Reaching for the stars: Claridge eyes plan to build 60-storey residential tower in Little Italy

Claridge condo
Claridge's proposed new mixed-use tower at the corner of Preston Street and Carling Avenue would soar 188 metres, surpassing Ottawa's current tallest building by more than 40 metres. Image courtesy Claridge Homes

The builder of the city’s tallest highrise is upping the ante with its latest development proposal – a 60-storey tower in Little Italy that would soar more than 40 metres above the current record-holder.

Claridge Homes has filed an application to construct a mixed-use residential and retail complex at 829 Carling Ave., on the northwest corner of Preston Street, that would top out at 188 metres. The site is directly across the street from another Claridge development, the 45-storey Icon condo tower that’s nearing completion and now holds the title of Ottawa’s tallest building at 143 metres.

Designed by Toronto’s Hariri Pontarini Architects, the new project would include a total of 459 residential units along with about 2,800 square feet of ground-floor retail space and a “tree-lined promenade” that would connect Carling Avenue and Preston Street.

A combination underground-and-above-ground parking garage integrated into the building would have spots for 385 vehicles and 230 bicycles.
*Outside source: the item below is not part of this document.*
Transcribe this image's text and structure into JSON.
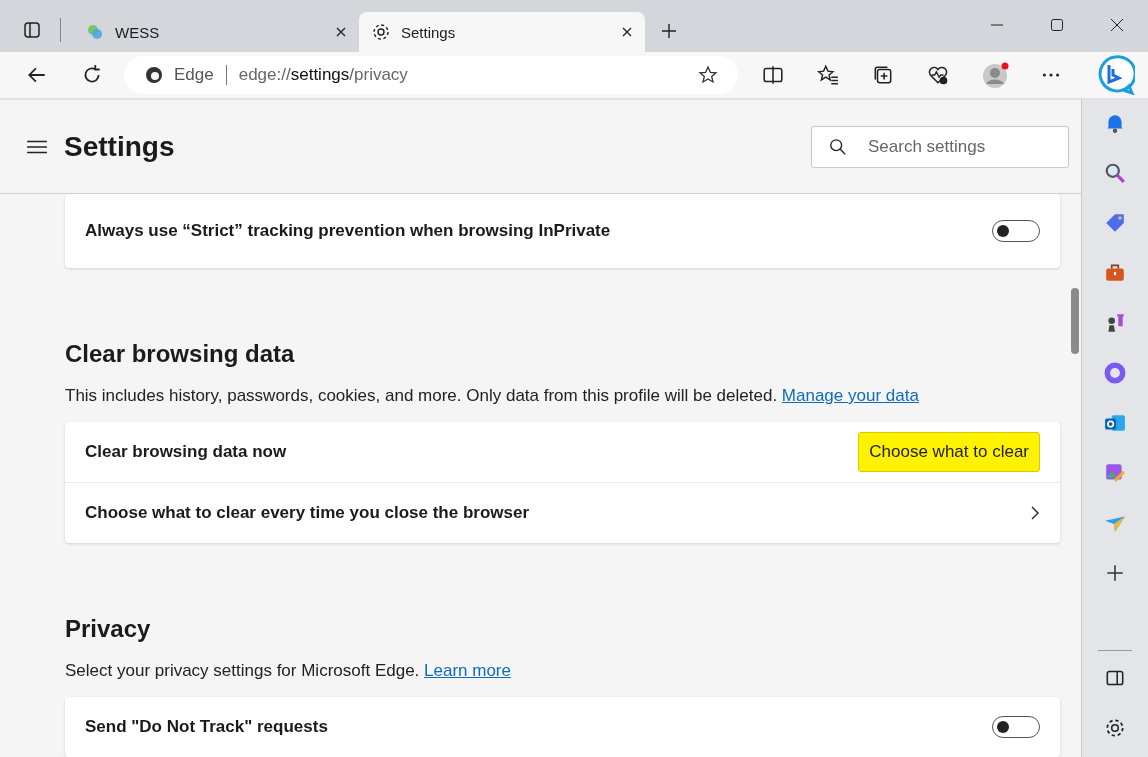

An amenity space on the eighth floor would feature a patio, pool, gym and fitness studio as well as theatre, entertainment and meeting rooms. 

The 0.4-acre site is located in the heart of what’s become ground zero for a spate of lofty mixed-use proposals. 

Claridge Carling building full height
A rendering of Claridge's proposed building at 829 Carling Ave.

While current zoning limits buildings to nine storeys, the city’s secondary plan allows developers to go higher on Carling Avenue near the Dow’s Lake LRT station in an effort to encourage intensification. Buildings taller than 55 storeys require an Official Plan amendment.

Claridge vice-president Neil Malhotra said he doesn’t expect an outcry over the building’s proposed height. 

He noted the city has already opened the door to “super-tall buildings” in the neighbourhood after green-lighting projects such as the Icon and Richcraft’s proposal for a trio of towers as tall as 55 storeys just down the street at 845 Carling Ave.

Just a few hundred metres to the north, Trinity Development Group is aiming even higher, spearheading a plan to construct a multi-tower project near Bayview Station with two highrises that would be more than 200 metres tall.

“The reality is we’ve got a real shortfall in (residential) units in Ottawa,” Malhotra said, adding market demand will determine whether the project will be a rental or a condo building. 

“We’re going to need bigger, bolder projects to try and address the housing supply shortage that we have in our market.”

Somerset Coun. Catherine McKenney, who represents the area, agreed height likely won’t be an issue with nearby residents. 

Greenspace benefits

McKenney said the neighbourhood is already home to a number of highrises, with more in the development pipeline. Residents also stand to benefit from potential investments in local greenspace that Claridge could make in exchange for increased height and density, the councillor added. 

“That’s where you want intensification,” McKenney said of the Carling-Preston corridor. “I don’t see this (proposal), at least now, as being overly contentious.”

Still, McKenney is concerned about the project’s potential traffic impact, arguing the proposed total of 385 parking spots is “far too many” for a building that’s located less than a block from the Trillium LRT line and just north of the proposed new Civic Hospital campus.

“We accommodate that kind of height because it’s (near) light rail,” they said. “You can’t come back then and ask for excessive vehicle parking. That’s something that we’re going to have to look at.”

Malhotra stressed that nothing is written in stone, noting that certain aspects of the plan such as the parking and public-realm components could be altered after consultations with city staff and the public.

“This is the start of the process, not the end of the process,” he said. “There’s always refinements in any planning application.”